tracking bulbs in the ground

April 3, 2009

Categories: Bulb Information, Growing Daffodils, Planting

Download PDF

This was brought up at the regional show.  I’ve talked to one of the people involved in it’s creation about the possibility of use for burying with bulbs for identification purposes.  It is apparently possible although aspects would need to be custom designed and made.
In short, a tag containing a reactive radio chip would be buried with the bulb, which could later be read by a reading device.  It is possible this would be cost-effective for commercial growers.  In time, I’m sure we’ll see such an application in use.
Sorry, this is very technical.
Drew Mc Farland
Granville, Ohio

Feeling the pinch at the grocery store? Make dinner for $10 or less.

One response to “tracking bulbs in the ground”

  1. George Dorner says:

    I’ve looked into this. (Also, I am a radio ham: W9ZSJ, and such folks are nosy about such applications.)  I believe it would be cost prohibitive to use the currently available commercial sources and I have heard of large garden supply firms looking into it. It is being used for tree identification a number of places. 

    Google “rfid for garden” or the like to find further resources. That stands for “Radio Frequency identification.” The topic is hot. Our community college offered two courses in the subject this year. There is a “social network” for folks interested in applications like the ones we would be interested in. We will see many more applications and perhaps the costs will plunge to our level.

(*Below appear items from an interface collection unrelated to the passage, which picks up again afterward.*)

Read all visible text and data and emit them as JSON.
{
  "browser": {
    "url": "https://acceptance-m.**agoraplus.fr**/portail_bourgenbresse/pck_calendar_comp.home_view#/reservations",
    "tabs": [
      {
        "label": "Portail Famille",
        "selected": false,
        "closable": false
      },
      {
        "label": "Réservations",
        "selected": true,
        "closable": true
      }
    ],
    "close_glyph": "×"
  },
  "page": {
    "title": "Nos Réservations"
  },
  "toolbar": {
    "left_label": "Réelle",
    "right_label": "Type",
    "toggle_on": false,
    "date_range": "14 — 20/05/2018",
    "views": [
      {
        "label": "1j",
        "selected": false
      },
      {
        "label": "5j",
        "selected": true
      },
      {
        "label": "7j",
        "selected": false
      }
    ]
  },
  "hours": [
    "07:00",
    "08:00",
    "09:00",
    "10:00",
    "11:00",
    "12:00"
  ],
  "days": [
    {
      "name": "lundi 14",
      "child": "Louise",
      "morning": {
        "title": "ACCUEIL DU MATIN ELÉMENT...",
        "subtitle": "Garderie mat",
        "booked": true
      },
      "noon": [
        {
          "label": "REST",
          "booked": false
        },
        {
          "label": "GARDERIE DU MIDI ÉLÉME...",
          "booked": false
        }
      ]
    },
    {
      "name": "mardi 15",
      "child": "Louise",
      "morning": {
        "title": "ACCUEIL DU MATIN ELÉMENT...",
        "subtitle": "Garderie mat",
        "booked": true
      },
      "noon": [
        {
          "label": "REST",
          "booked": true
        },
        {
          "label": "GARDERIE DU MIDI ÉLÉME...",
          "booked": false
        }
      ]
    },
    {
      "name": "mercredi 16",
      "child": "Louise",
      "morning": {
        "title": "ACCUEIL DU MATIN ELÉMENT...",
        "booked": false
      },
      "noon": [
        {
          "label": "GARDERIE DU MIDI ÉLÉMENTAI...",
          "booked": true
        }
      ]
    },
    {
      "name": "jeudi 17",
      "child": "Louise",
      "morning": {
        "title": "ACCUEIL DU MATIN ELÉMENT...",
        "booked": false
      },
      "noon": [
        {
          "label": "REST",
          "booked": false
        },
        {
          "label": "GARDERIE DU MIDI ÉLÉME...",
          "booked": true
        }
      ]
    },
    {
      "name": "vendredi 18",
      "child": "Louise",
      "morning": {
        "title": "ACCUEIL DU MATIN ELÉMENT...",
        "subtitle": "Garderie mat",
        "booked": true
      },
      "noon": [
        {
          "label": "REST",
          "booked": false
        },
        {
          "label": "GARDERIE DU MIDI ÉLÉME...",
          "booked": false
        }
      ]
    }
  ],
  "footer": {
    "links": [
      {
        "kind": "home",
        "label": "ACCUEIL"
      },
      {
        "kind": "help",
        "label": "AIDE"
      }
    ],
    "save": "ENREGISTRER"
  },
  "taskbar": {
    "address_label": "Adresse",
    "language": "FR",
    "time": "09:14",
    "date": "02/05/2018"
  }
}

    I believe that one board member has rfid tags installed by a neighbor in the business. I’ll wait to see if that person wants to share info.
    One may buy “development kits” advertised in electronics hobbyist magazines to “roll your own” for small hundreds of dollars. Of course, that requires some software expertise and a lot of experimenting. 
    So let’s discuss it, share any pertinent info here, and be ready to help develop or buy a small system when it becomes cost effective.
    George Dorner